Rotational programs, if used correctly, build camaraderie, inculcate the new hires into an organization’s culture and set expectations. The good programs we’ve seen at Prescient Strategists have challenged incoming talent with project based assignments that are aligned to specific career patching initiatives. For instance, in one global financial services provider, business leaders have to submit an application to get a rotational candidate that describes the project they’ll be working on and the impact it will have on the organization as well as on the employee. They need to clearly define the experiences that the employee will get while working on the project, e.g. working with cross-functional project teams or managing the budget for a high stakes project. If the experiences aren’t in alignment with the career pathways that were established, the project gets rejected. The quality of the experience is critical to maintaining engagement and retaining top talent in the organization.
The rotational program is a nice way to introduce employees into the organization, but once they have gone through it, what’s next? How do you continue to maintain engagement? The learning that occurs on the job is the most important of all, but organizations and managers haven’t traditionally done a good job explaining to their employees how this works. Most employees are clamoring for more development, more time to learn and more opportunities to attend training. The reality is, the vast majority of the learning they do happens in the moment and on the job. Helping your Millennial employees connect the dots between performance management, talent development and on the job experience is critical to building and maintaining their engagement.

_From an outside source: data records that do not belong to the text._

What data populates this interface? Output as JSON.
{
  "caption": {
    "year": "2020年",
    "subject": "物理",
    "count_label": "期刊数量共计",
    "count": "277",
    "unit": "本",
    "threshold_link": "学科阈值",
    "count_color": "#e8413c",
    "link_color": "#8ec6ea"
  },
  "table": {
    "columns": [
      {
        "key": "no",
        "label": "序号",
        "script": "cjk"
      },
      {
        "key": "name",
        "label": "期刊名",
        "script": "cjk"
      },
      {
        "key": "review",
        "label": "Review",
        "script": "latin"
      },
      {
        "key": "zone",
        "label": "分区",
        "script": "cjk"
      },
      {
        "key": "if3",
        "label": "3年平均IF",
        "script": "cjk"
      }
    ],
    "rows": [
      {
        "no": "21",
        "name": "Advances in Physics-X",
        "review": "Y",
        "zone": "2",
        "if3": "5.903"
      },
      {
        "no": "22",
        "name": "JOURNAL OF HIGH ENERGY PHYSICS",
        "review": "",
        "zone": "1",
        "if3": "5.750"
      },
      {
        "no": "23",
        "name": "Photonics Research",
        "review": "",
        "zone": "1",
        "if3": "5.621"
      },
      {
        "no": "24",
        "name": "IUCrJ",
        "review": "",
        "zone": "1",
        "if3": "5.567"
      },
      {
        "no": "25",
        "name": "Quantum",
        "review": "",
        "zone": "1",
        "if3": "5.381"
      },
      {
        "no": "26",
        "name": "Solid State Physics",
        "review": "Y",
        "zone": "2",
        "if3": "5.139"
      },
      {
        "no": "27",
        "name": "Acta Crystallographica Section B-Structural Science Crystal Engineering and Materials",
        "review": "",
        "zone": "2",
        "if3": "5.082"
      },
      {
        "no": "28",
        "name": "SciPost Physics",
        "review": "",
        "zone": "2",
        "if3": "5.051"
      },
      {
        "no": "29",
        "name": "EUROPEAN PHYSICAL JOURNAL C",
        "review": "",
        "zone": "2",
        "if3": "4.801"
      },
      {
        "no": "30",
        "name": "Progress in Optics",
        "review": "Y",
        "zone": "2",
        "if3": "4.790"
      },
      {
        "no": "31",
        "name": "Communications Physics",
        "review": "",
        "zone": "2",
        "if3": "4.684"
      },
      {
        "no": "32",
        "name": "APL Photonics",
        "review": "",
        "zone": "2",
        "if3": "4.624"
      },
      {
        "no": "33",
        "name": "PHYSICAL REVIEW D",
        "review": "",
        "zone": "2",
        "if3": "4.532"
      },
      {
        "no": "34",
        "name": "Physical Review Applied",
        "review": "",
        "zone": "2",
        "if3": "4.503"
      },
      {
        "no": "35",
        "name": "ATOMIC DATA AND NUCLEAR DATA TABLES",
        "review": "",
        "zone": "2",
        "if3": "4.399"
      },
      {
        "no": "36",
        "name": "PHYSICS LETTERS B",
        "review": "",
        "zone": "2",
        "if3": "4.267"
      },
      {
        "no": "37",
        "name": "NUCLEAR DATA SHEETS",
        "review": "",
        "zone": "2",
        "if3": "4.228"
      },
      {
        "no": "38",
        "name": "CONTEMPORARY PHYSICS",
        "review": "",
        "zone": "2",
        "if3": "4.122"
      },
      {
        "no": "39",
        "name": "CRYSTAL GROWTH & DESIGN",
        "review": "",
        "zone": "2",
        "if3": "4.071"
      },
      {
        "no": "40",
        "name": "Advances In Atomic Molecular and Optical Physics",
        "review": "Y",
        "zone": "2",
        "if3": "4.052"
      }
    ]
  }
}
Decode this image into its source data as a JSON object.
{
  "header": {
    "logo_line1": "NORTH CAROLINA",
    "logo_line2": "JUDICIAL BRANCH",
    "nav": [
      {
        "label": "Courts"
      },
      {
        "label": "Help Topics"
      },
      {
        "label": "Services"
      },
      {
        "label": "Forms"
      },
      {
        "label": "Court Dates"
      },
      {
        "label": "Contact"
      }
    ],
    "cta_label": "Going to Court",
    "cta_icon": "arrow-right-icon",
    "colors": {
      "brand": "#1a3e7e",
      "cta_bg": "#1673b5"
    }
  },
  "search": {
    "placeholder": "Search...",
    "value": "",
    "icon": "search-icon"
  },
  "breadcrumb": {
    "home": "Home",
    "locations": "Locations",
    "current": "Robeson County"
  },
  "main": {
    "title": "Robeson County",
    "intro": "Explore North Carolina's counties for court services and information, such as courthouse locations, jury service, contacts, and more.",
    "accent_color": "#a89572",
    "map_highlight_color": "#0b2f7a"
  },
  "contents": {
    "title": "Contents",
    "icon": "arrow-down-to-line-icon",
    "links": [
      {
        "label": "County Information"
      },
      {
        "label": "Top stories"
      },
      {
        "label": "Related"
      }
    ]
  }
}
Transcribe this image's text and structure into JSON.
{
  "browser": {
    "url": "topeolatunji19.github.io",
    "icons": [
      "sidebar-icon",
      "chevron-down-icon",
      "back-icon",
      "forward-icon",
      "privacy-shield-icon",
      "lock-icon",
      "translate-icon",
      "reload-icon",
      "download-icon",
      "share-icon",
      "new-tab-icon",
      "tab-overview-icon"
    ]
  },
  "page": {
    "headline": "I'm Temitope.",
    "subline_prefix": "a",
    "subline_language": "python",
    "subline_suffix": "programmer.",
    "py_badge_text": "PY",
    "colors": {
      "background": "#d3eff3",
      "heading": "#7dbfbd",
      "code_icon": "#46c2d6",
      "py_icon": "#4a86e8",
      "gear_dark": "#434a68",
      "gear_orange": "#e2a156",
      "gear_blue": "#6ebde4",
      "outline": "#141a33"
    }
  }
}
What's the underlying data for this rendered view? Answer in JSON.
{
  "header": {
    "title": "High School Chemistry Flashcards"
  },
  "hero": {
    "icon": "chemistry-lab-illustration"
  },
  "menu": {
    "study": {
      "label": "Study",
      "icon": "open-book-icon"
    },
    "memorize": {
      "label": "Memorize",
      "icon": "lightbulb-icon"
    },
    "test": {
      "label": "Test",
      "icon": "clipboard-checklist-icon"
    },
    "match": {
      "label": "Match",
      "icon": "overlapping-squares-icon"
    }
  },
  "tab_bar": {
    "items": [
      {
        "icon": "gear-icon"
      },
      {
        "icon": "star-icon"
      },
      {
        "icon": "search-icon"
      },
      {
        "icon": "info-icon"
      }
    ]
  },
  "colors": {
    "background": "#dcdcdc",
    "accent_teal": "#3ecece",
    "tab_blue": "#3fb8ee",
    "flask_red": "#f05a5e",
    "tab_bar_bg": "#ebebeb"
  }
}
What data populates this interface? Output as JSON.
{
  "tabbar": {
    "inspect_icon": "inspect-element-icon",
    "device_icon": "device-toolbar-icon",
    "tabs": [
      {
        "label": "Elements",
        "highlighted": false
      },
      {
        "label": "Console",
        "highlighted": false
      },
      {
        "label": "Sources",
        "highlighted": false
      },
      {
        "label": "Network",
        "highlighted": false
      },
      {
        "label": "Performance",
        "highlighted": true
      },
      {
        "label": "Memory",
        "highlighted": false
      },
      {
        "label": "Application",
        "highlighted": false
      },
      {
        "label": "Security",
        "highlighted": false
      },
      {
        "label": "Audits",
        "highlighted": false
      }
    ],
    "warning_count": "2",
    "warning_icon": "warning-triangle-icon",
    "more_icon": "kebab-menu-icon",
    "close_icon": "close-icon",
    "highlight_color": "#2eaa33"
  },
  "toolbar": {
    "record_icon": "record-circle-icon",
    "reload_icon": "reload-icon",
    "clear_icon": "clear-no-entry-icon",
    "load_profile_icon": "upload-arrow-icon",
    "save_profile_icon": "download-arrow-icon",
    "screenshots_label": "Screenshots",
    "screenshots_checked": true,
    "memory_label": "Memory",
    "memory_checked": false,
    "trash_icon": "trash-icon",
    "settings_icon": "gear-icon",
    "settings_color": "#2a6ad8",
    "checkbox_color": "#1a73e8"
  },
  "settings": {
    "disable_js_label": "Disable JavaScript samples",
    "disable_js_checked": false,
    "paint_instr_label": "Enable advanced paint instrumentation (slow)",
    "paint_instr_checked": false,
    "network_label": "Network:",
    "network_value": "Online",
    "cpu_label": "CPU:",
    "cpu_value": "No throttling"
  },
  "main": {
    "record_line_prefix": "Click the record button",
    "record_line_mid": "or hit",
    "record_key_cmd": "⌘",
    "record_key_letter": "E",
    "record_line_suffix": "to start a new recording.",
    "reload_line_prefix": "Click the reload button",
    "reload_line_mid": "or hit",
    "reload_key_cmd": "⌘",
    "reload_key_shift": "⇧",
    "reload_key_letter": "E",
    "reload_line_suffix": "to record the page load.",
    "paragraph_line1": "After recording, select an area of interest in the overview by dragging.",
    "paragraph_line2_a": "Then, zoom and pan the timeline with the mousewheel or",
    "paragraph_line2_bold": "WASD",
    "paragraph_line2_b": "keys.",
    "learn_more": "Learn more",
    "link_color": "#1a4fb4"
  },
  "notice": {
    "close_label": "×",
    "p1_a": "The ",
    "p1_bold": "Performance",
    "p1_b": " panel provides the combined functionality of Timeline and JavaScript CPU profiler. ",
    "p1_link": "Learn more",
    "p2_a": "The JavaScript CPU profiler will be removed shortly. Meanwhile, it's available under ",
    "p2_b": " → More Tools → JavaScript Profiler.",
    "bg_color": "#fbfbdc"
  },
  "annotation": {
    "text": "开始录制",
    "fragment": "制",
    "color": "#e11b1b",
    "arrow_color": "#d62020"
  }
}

Organizations that drive engagement forward manufacture opportunities for employees to grow their networks, both internally and externally. Create opportunities for millennial employees to learn through others and should show them how to seek out mentors to help them move their careers forward. A nice way to transfer organizational knowledge is to have older employees take the younger employees under their wings. Employees should also be encouraged to seek perspectives from outside of their function and even, from outside of their organization. In today’s world of work, connecting the dots from one discipline to another is an important and critical quality to have.
If you’re concerned that Millennials want to jump to the next job too quickly, expand the scope of their current role to take on new challenges. In order to satisfy your Millennials’ rabid yearning for growth, create the leeway for roles to be easily expanded and built upon. Roles that are too rigid or too tightly defined won’t offer employees the opportunity to expand his/her scope. Millennials want to know that they have options and opportunities ahead of them.